The Little Mermaid director Rob Marshall explains that he doesn’t want the technical side of the movie to overshadow what he feels are the more important elements of the live-action project. The Halle Bailey-led remake of the 1989 animated classic of the same name features a sea of underwater visuals and settings. This includes the heavy use of CGI throughout the movie, in particular for underwater scenes.
Speaking to Deadline, Marshall expresses how he doesn’t want discussion of the live-action Little Mermaid remake to center around its technical aspects. Instead, he asserts the story and characters are the most important element of the movie and should be focused on more. Check out what Marshall had to say below:
As technically challenging as this film was…it was the most challenging of my career and I certainly couldn’t have done it without having done all the films I’d done date…I really didn’t want the technical aspect of the film to lead it. I didn’t want people to see that. I wanted to make it feel seamless. So the most important thing is the emotion, the story, the characters, the acting. That had to lead the film so that you’re invested in it. Otherwise, who cares, because it would be a technical exercise.
The Little Mermaid Visuals Criticisms Explained
Many criticisms have been lobbed at the live-action remake of The Little Mermaid in recent weeks. While some have criticized the film for dim lighting or unconvincing CGI, one major critique has been the realistic portrayal of animal characters such as Sebastian and Flounder. Recently, Flounder actor Jacob Tremblay defended the character’s redesign, saying it works with what the Little Mermaid remake is going for.
Marshall makes a compelling argument that, without an engaging story and characters, The Little Mermaid wouldn’t be as memorable an experience. Given how the film will be making changes to certain character arcs and feature divisive lyric changes to The Little Mermaid‘s original songs, it’s clear the live-action remake is hoping to have its own identity. To do so successfully, The Little Mermaid needs to ensure its story will captivate audiences in a new yet familiar way.

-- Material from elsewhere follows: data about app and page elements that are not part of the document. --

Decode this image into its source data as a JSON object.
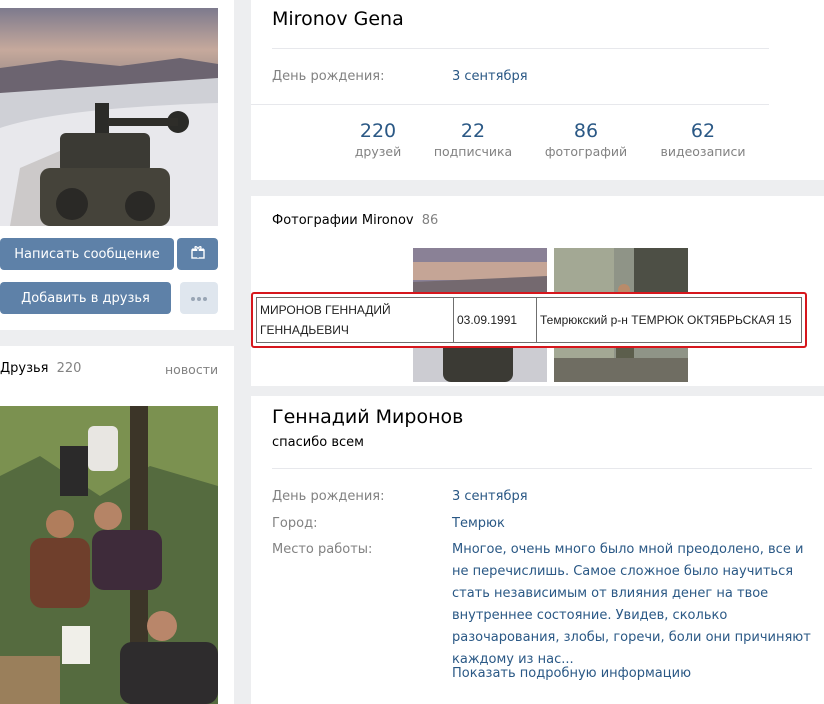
{
  "left": {
    "avatar_alt": "",
    "buttons": {
      "message": "Написать сообщение",
      "gift_icon": "gift-icon",
      "add_friend": "Добавить в друзья",
      "more_icon": "more-dots-icon"
    },
    "friends": {
      "label": "Друзья",
      "count": "220",
      "news": "новости"
    }
  },
  "profile_top": {
    "name": "Mironov Gena",
    "birthday_label": "День рождения:",
    "birthday_value": "3 сентября",
    "counters": [
      {
        "num": "220",
        "label": "друзей"
      },
      {
        "num": "22",
        "label": "подписчика"
      },
      {
        "num": "86",
        "label": "фотографий"
      },
      {
        "num": "62",
        "label": "видеозаписи"
      }
    ]
  },
  "photos": {
    "title": "Фотографии Mironov",
    "count": "86"
  },
  "record": {
    "name": "МИРОНОВ ГЕННАДИЙ ГЕННАДЬЕВИЧ",
    "date": "03.09.1991",
    "address": "Темрюкский р-н ТЕМРЮК ОКТЯБРЬСКАЯ 15"
  },
  "profile_bottom": {
    "name": "Геннадий Миронов",
    "status": "спасибо всем",
    "birthday_label": "День рождения:",
    "birthday_value": "3 сентября",
    "city_label": "Город:",
    "city_value": "Темрюк",
    "work_label": "Место работы:",
    "work_value": "Многое, очень много было мной преодолено, все и не перечислишь. Самое сложное было научиться стать независимым от влияния денег на твое внутреннее состояние. Увидев, сколько разочарования, злобы, горечи, боли они причиняют каждому из нас...",
    "more_link": "Показать подробную информацию"
  },
  "colors": {
    "link": "#2a5885",
    "button": "#5e81a8",
    "highlight_border": "#d6171d",
    "background": "#edeef0"
  }
}
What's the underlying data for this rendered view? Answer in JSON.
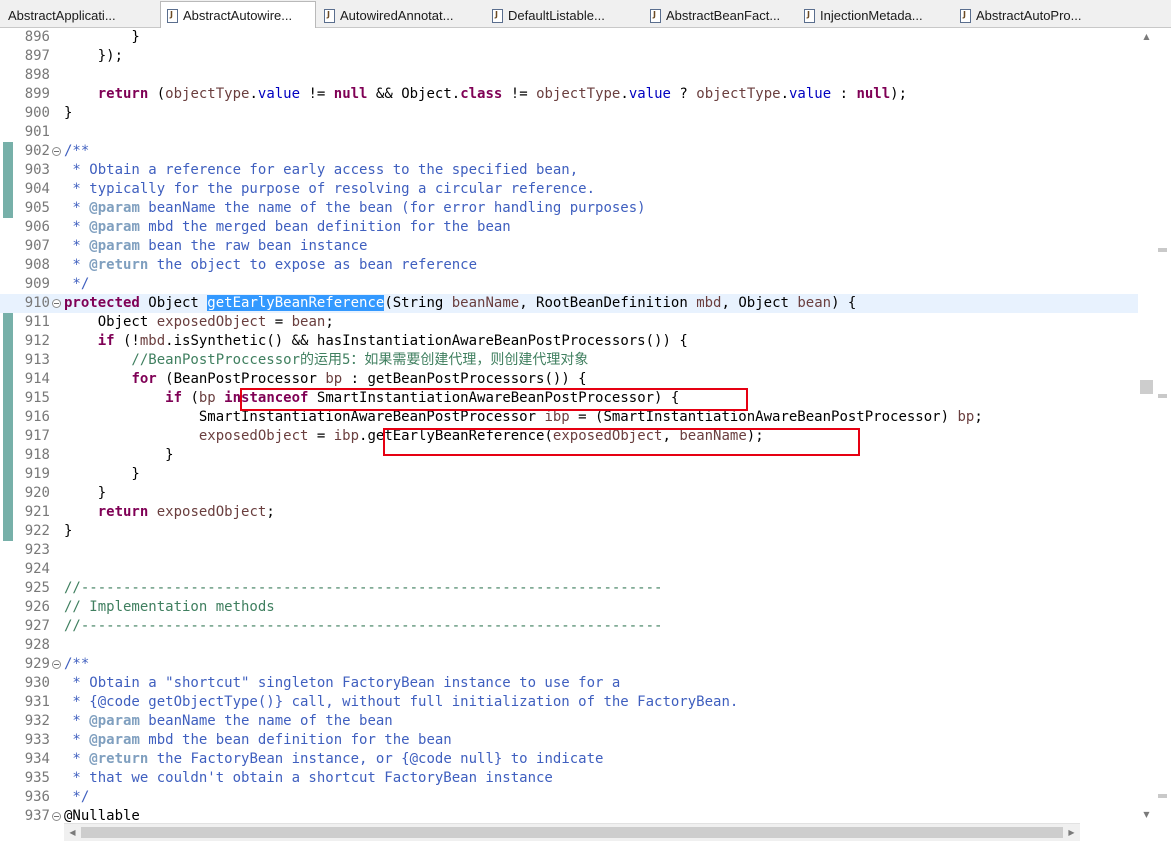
{
  "tabs": [
    {
      "label": "AbstractApplicati...",
      "active": false
    },
    {
      "label": "AbstractAutowire...",
      "active": true
    },
    {
      "label": "AutowiredAnnotat...",
      "active": false
    },
    {
      "label": "DefaultListable...",
      "active": false
    },
    {
      "label": "AbstractBeanFact...",
      "active": false
    },
    {
      "label": "InjectionMetada...",
      "active": false
    },
    {
      "label": "AbstractAutoPro...",
      "active": false
    }
  ],
  "tab_icon": "java-class-file-icon",
  "colors": {
    "keyword": "#7f0055",
    "field": "#0000c0",
    "local_variable": "#6a3e3e",
    "javadoc": "#3f5fbf",
    "javadoc_tag": "#7f9fbf",
    "comment": "#3f7f5f",
    "selection": "#3399ff",
    "current_line": "#e8f2fe",
    "annotation_box": "#e60012",
    "change_marker": "#77b0a9"
  },
  "lines": [
    {
      "n": "896",
      "code": "        }"
    },
    {
      "n": "897",
      "code": "    });"
    },
    {
      "n": "898",
      "code": ""
    },
    {
      "n": "899",
      "code": "    return (objectType.value != null && Object.class != objectType.value ? objectType.value : null);"
    },
    {
      "n": "900",
      "code": "}"
    },
    {
      "n": "901",
      "code": ""
    },
    {
      "n": "902",
      "code": "/**",
      "fold": true
    },
    {
      "n": "903",
      "code": " * Obtain a reference for early access to the specified bean,"
    },
    {
      "n": "904",
      "code": " * typically for the purpose of resolving a circular reference."
    },
    {
      "n": "905",
      "code": " * @param beanName the name of the bean (for error handling purposes)"
    },
    {
      "n": "906",
      "code": " * @param mbd the merged bean definition for the bean"
    },
    {
      "n": "907",
      "code": " * @param bean the raw bean instance"
    },
    {
      "n": "908",
      "code": " * @return the object to expose as bean reference"
    },
    {
      "n": "909",
      "code": " */"
    },
    {
      "n": "910",
      "code": "protected Object getEarlyBeanReference(String beanName, RootBeanDefinition mbd, Object bean) {",
      "fold": true,
      "highlight": true
    },
    {
      "n": "911",
      "code": "    Object exposedObject = bean;"
    },
    {
      "n": "912",
      "code": "    if (!mbd.isSynthetic() && hasInstantiationAwareBeanPostProcessors()) {"
    },
    {
      "n": "913",
      "code": "        //BeanPostProccessor的运用5：如果需要创建代理，则创建代理对象"
    },
    {
      "n": "914",
      "code": "        for (BeanPostProcessor bp : getBeanPostProcessors()) {"
    },
    {
      "n": "915",
      "code": "            if (bp instanceof SmartInstantiationAwareBeanPostProcessor) {"
    },
    {
      "n": "916",
      "code": "                SmartInstantiationAwareBeanPostProcessor ibp = (SmartInstantiationAwareBeanPostProcessor) bp;"
    },
    {
      "n": "917",
      "code": "                exposedObject = ibp.getEarlyBeanReference(exposedObject, beanName);"
    },
    {
      "n": "918",
      "code": "            }"
    },
    {
      "n": "919",
      "code": "        }"
    },
    {
      "n": "920",
      "code": "    }"
    },
    {
      "n": "921",
      "code": "    return exposedObject;"
    },
    {
      "n": "922",
      "code": "}"
    },
    {
      "n": "923",
      "code": ""
    },
    {
      "n": "924",
      "code": ""
    },
    {
      "n": "925",
      "code": "//---------------------------------------------------------------------"
    },
    {
      "n": "926",
      "code": "// Implementation methods"
    },
    {
      "n": "927",
      "code": "//---------------------------------------------------------------------"
    },
    {
      "n": "928",
      "code": ""
    },
    {
      "n": "929",
      "code": "/**",
      "fold": true
    },
    {
      "n": "930",
      "code": " * Obtain a \"shortcut\" singleton FactoryBean instance to use for a"
    },
    {
      "n": "931",
      "code": " * {@code getObjectType()} call, without full initialization of the FactoryBean."
    },
    {
      "n": "932",
      "code": " * @param beanName the name of the bean"
    },
    {
      "n": "933",
      "code": " * @param mbd the bean definition for the bean"
    },
    {
      "n": "934",
      "code": " * @return the FactoryBean instance, or {@code null} to indicate"
    },
    {
      "n": "935",
      "code": " * that we couldn't obtain a shortcut FactoryBean instance"
    },
    {
      "n": "936",
      "code": " */"
    },
    {
      "n": "937",
      "code": "@Nullable",
      "fold": true
    }
  ],
  "selection": "getEarlyBeanReference",
  "annotations": [
    {
      "text": "bp instanceof SmartInstantiationAwareBeanPostProcessor)"
    },
    {
      "text": "ibp.getEarlyBeanReference(exposedObject, beanName);"
    }
  ]
}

However, the visual design of a film is just as important to keeping audiences engaged, even if the story and characters are strong. Given just how controversial the realistic designs of Flounder and Sebastian have been, some viewers may not be able to separate a compelling story from technical choices they don’t like. However, since The Little Mermaid won’t swim into theaters until May 26, it remains to be seen how its technical elements impact global audience experiences.